The Lord, whom you seek, will suddenly come to the temple of God, even the Messenger of the covenant.Malachi 3:1
Some think the temple of God is the temple Zerubbabel and Joshua built. Of course, there is a link between this temple in Jerusalem and Jesus. Zerubbabel the governor and Joshua the high priest built this temple around 520 B.C. They built this temple after Haggai the prophet told them God wanted the temple rebuilt (Haggai 1:1-8).
Jesus’ familiarity with the temple of God
Jesus taught in this temple daily (Matthew 26:55, John 7:14). Additionally, he went there and “overturned the tables of the money-changers and the seats of those who sold doves” (Matthew 21:12). Thus, Jesus was a regular in this temple built by Zerubbabel and Joshua.

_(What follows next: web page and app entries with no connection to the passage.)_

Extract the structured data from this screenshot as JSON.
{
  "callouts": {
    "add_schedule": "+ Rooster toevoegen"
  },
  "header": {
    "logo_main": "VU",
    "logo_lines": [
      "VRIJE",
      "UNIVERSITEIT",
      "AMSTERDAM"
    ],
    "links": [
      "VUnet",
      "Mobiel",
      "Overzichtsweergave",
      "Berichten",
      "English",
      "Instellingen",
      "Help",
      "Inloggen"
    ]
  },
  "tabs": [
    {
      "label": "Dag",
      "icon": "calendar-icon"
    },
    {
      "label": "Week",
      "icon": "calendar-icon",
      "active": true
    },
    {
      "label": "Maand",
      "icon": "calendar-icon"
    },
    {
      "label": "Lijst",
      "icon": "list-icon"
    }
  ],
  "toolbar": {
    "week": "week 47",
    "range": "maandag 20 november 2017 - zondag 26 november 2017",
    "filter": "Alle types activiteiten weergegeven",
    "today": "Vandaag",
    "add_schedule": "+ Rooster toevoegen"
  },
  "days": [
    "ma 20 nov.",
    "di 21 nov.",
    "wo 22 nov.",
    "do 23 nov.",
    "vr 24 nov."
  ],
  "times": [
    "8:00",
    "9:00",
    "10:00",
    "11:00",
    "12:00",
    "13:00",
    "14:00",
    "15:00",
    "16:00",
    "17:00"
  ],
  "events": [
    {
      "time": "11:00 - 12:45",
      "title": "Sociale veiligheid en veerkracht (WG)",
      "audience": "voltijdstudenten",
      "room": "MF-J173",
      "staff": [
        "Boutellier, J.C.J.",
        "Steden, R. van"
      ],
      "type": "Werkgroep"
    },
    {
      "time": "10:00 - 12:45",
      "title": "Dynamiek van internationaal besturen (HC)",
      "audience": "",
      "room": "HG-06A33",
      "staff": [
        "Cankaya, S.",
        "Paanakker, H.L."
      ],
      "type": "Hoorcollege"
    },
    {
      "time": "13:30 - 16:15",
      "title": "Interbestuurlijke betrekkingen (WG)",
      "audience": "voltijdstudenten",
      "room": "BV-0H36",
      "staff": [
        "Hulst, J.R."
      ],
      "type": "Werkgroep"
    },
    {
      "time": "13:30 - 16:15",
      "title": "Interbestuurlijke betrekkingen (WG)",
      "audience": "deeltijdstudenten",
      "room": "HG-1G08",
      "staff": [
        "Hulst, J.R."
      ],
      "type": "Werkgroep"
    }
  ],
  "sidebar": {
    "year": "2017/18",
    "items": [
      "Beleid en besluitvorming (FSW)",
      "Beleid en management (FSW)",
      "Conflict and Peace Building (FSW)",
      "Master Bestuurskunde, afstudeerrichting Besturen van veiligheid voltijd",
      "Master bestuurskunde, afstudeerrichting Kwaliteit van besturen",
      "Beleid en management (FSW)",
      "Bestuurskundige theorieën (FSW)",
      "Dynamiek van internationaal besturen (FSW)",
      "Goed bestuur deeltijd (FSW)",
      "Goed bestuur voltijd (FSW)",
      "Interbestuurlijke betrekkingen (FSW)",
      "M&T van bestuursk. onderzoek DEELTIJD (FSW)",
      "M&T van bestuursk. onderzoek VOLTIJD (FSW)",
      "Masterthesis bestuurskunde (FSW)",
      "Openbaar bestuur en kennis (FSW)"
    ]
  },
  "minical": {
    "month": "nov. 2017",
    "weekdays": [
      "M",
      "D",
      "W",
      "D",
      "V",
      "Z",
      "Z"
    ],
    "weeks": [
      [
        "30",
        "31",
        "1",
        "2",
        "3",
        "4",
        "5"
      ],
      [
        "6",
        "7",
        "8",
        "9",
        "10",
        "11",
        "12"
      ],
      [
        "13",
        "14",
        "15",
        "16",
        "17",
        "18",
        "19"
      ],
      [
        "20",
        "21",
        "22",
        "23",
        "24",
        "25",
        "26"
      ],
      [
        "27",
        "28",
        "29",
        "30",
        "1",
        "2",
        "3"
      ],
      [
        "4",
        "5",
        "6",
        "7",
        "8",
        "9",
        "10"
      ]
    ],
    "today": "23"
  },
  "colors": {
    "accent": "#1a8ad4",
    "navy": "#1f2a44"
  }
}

Nevertheless, one should not accept this connection as exclusive. God speaks about a spiritual temple more significant than a building. If the temple’s interpretation was only literal, it lacks spiritual meaning for its readers today. Consequently, Malachi’s prophecy would be a source of trite knowledge instead of spiritual insight.
To be sure, the “building” verification of Malachi’s prophecy benefits the reader somewhat. Consequently, the reader acknowledges that God’s word manifests in the actual world. However, a person shouldn’t mistake physical verifiability as the purpose of the building in Malachi’s prophecy. When one takes Malachi’s prophecy as spiritual, it references Jesus Christ and the sinlessness and sacrifice of his body.
The symbolism of the temple of God
For instance, although Zerubbabel and Joshua built a physical temple, Jesus states the temple is symbolic. When asked to show a sign of his authority after throwing money changers’ tables over in the temple, Jesus answered “destroy this temple, and I will raise it again in three days” (John 2:19). Some people who heard Jesus thought he was talking about the temple Zerubbabel and Joshua built. However, Scripture says “the temple he had spoken of was his body” (John 2:21).
Jesus intentionally substitutes the physical building with his physical body. Nonetheless, we should not mistake Jesus’ resurrected body as anything less than spiritual. As Scripture states, “For we know that when this earthly tent we live in is destroyed, we have a building from God, an eternal house in heaven, not built by human hands” (2 Corinthians 5:1).
Who made Jesus? It was not Joseph or any human, but God. God’s hands fashioned the eternal temple (church)—Jesus (Luke 1:35). Likewise, the temple Jesus referred to was his physical and eternal body.
Ownership of Jesus
Another reason the temple is spiritual is Jesus does not say that the human-built temple is his. Jesus actually takes ownership of his body as the temple. Could it be, perhaps, that Jesus was upset with the false symbolism in the temple when he overturned the tables? That is to say that Jesus was upset with the representation of God’s temple instead of its actual condition.
For instance, a son who takes over his father’s business would probably be upset if an employee representing his father’s business defames the name of the business. Likewise, Jesus was probably upset that people were defaming his father’s business.
The last reason God’s temple is Jesus is that God does not dwell in physical buildings. David knew this. He said, “But will God really dwell on earth? The heavens, even the highest heaven, cannot contain you. How much less this temple I have built” (1 KIngs 8:27). David knew that human hands were so defiled and “small” that God would not live in a temple he made.
Since Jesus calls himself the temple, does not directly call the temple Zerubbabel and Joshua built God’s, and God does not live in anything built by humans, the temple Malachi refers to must be Jesus. Jesus is the temple not built by human hands.
God lived in Jesus, was Jesus, is Jesus, and will be Jesus. God built the temple that we could not build—a sinless body. Why did he do this? To save our sins so we could live with him forever. So, when Malachi says “his temple,” he is really saying God’s body.